Since I had not customised the device before wearing it to the gym, I used the “general workout” mode to track my session and compared it to the data I got from the Apple Watch for an “other” workout for the same duration. The heart rate detected by Fitbit was very similar to what the Apple Watch tracked, though the Luxe showed I had burned more active calories as compared to my Apple Watch.
For runners, particularly serious runners, the Fitbit Luxe is going to be a problem since it does not have an in-built GPS. You can log runs using Luxe’s accelerometer, but for accuracy, you will need to connect your phone’s GPS.
Like all other Fitbit devices, the Fitbit Luxe shows goal animations when you reach your targets and they act as a nice incentive to make sure you keep going. And given Fitbit’s popularity and wide user-base, you can always find a challenge to take on. For me though, all my friends who used to use Fitbits have now moved on to other platforms.
For in-depth workout and health data, you have to use the Fitbit app. You get call and message notifications on the Fitbit Luxe and you can read messages, but that’s all. Reminder to move, take a moment for mindfulness, drink water, wash your hands, etc all work well on the Fitbit Luxe and are also disabled by default till you don’t turn them on from the app - so no distractions if you don’t want them.
The battery life on the Fitbit Luxe lasted about five days for me before I got as prompt to charge it. You connect the Luxe with the magnetic USB charger and it juices up pretty quickly. Also, you need to wear the Fitbit Luxe to sleep for three nights for it to calibrate your sleep patterns and sends you the sleep score each morning. This sleep score is based on the duration and quality of your sleep. Once Fitbit rolls out the SpO2 feature on the Fitbit Luxe, we expect the battery life to take a hit.
The Fitbit app is super simple to use and easy to dive into even if you have not used a Fitbit device before. While it gives you all the data you need, but for more in-depth insights, guided workouts, wellness reports, etc, you need the Fitbit Premium subscription. There is six months of free trial that comes with the Fitbit Luxe and it is easy to activate so you can try it out before you decide if it’s worth spending money on.

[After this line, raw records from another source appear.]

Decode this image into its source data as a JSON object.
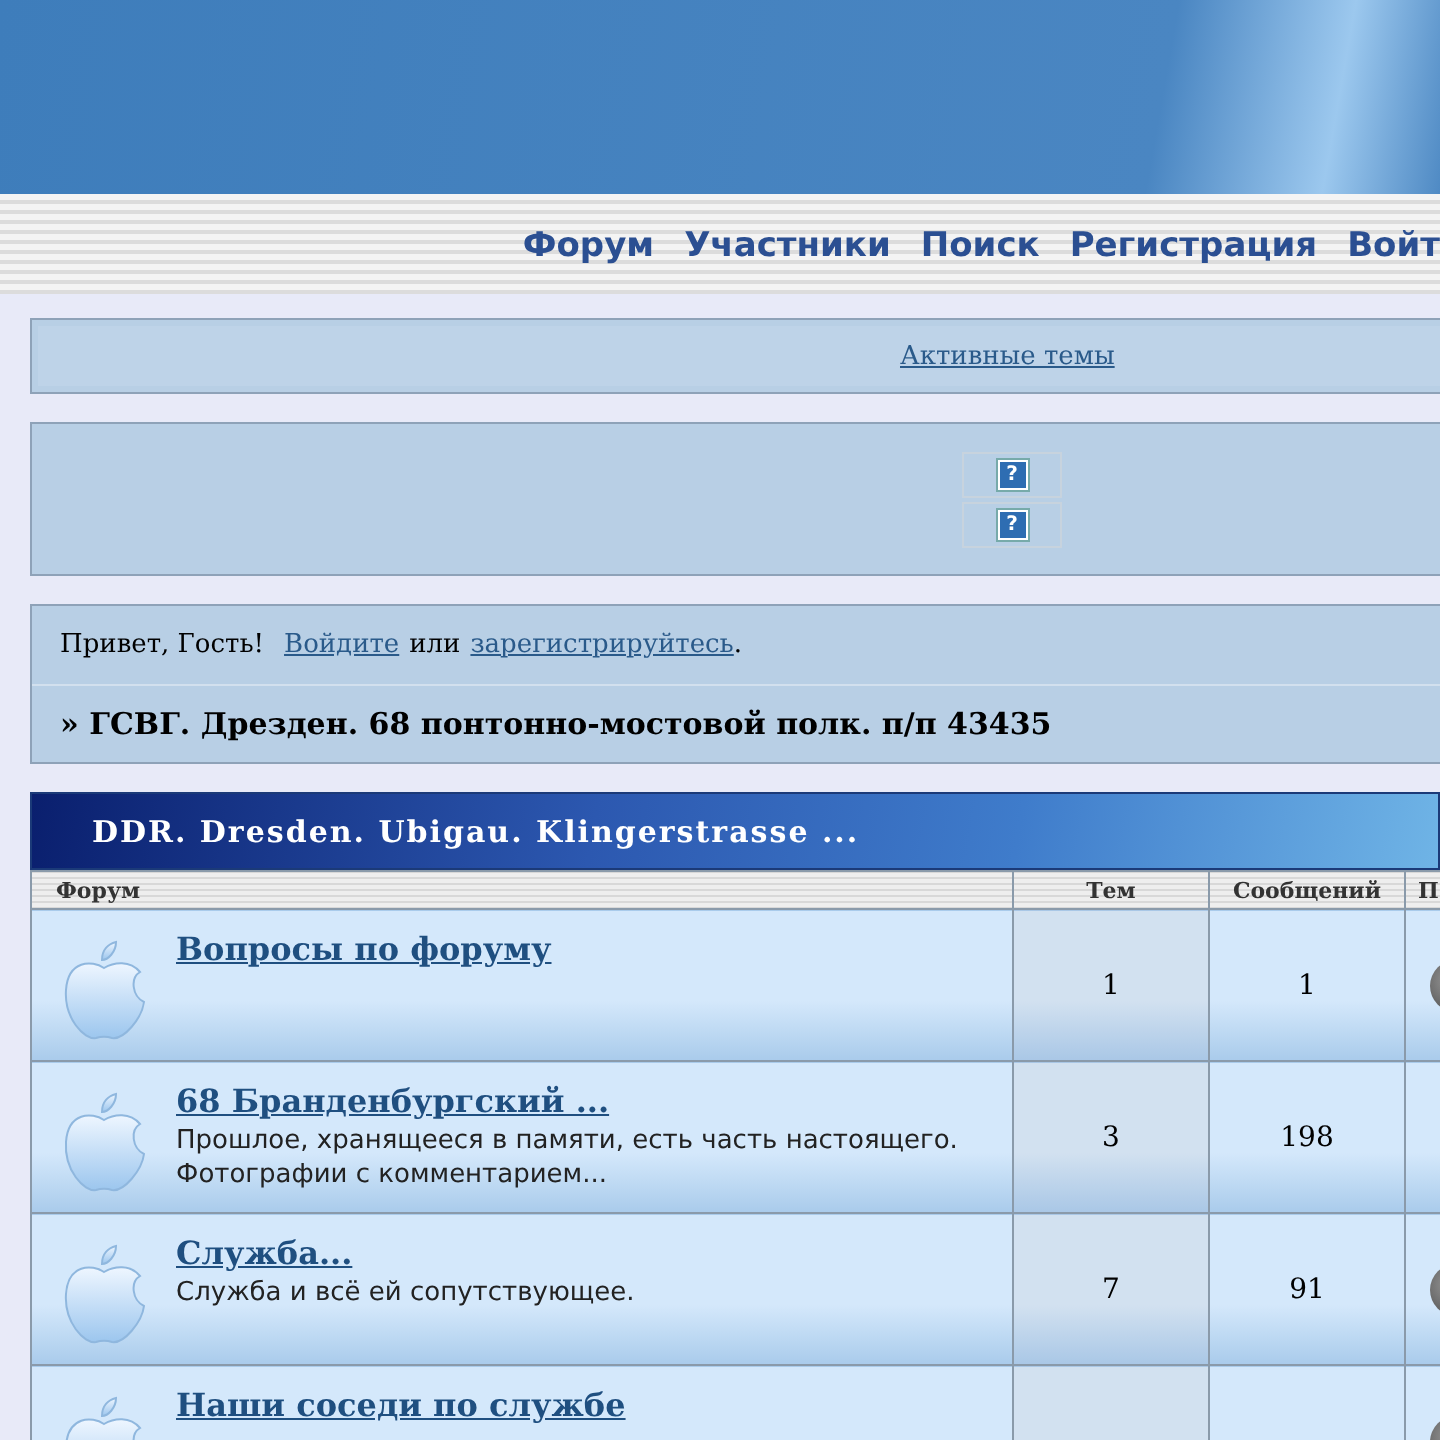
{
  "nav": [
    "Форум",
    "Участники",
    "Поиск",
    "Регистрация",
    "Войт"
  ],
  "active_topics": "Активные темы",
  "help_icons": [
    "?",
    "?"
  ],
  "greeting": {
    "text": "Привет, Гость!",
    "login": "Войдите",
    "or": "или",
    "register": "зарегистрируйтесь",
    "end": "."
  },
  "breadcrumb": "» ГСВГ. Дрезден. 68 понтонно-мостовой полк. п/п 43435",
  "category": "DDR. Dresden. Ubigau. Klingerstrasse ...",
  "table": {
    "columns": [
      "Форум",
      "Тем",
      "Сообщений",
      "П"
    ],
    "rows": [
      {
        "title": "Вопросы по форуму",
        "topics": "1",
        "posts": "1",
        "last_post_avatar": true
      },
      {
        "title": "68 Бранденбургский ...",
        "description": "Прошлое, хранящееся в памяти, есть часть настоящего. Фотографии с комментарием...",
        "topics": "3",
        "posts": "198",
        "last_post_avatar": false
      },
      {
        "title": "Служба...",
        "description": "Служба и всё ей сопутствующее.",
        "topics": "7",
        "posts": "91",
        "last_post_avatar": true
      },
      {
        "title": "Наши соседи по службе",
        "last_post_avatar": true
      }
    ]
  }
}
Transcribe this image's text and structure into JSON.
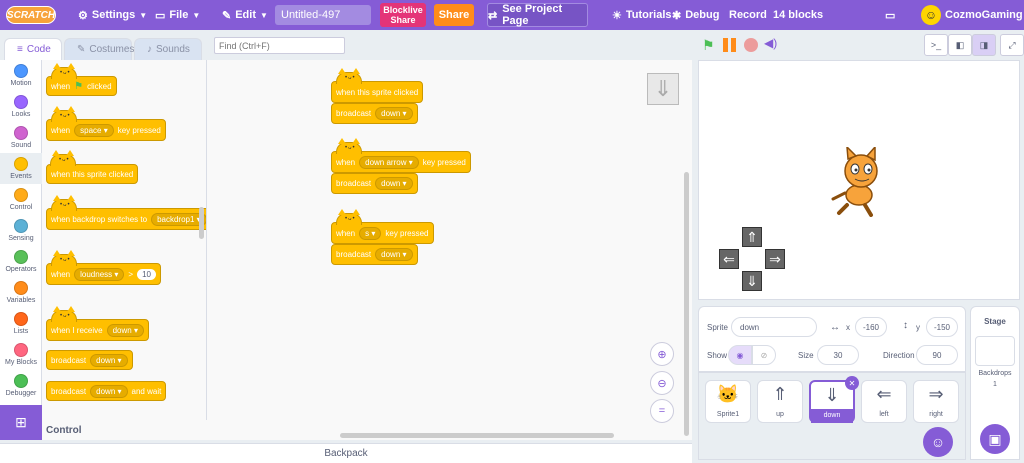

Should you buy it?
The Fitbit Luxe looks great, in fact, it is hands-down the sleekest fitness band we’ve seen in a long while. I love Jawbone’s design language and unfortunately, I was not lucky enough to get to use one, and I always wished that some brand would bring that back. Fitbit came close with the Fitbit Flex, but then on fitness bands have not been great to look at. The Fitbit Luxe changed that for me.
On the functionality front, it’s fine for those cardio workouts and basic gym sessions, but it’s inadequate for anything more intense and professional. The lack of GPS makes it a no-go for runners. It is good at tracking heart rate and steps, and it’s great for those reminders. But, the Fitbit Luxe is on the expensive side, and considering what it offers it might not be enough for most unless they are already Fitbit users on the Charge 4 or the Inspire 2 and now want something that looks better. There are cheaper and more feature-rich alternatives in the market, but none look as good as the Fitbit Luxe.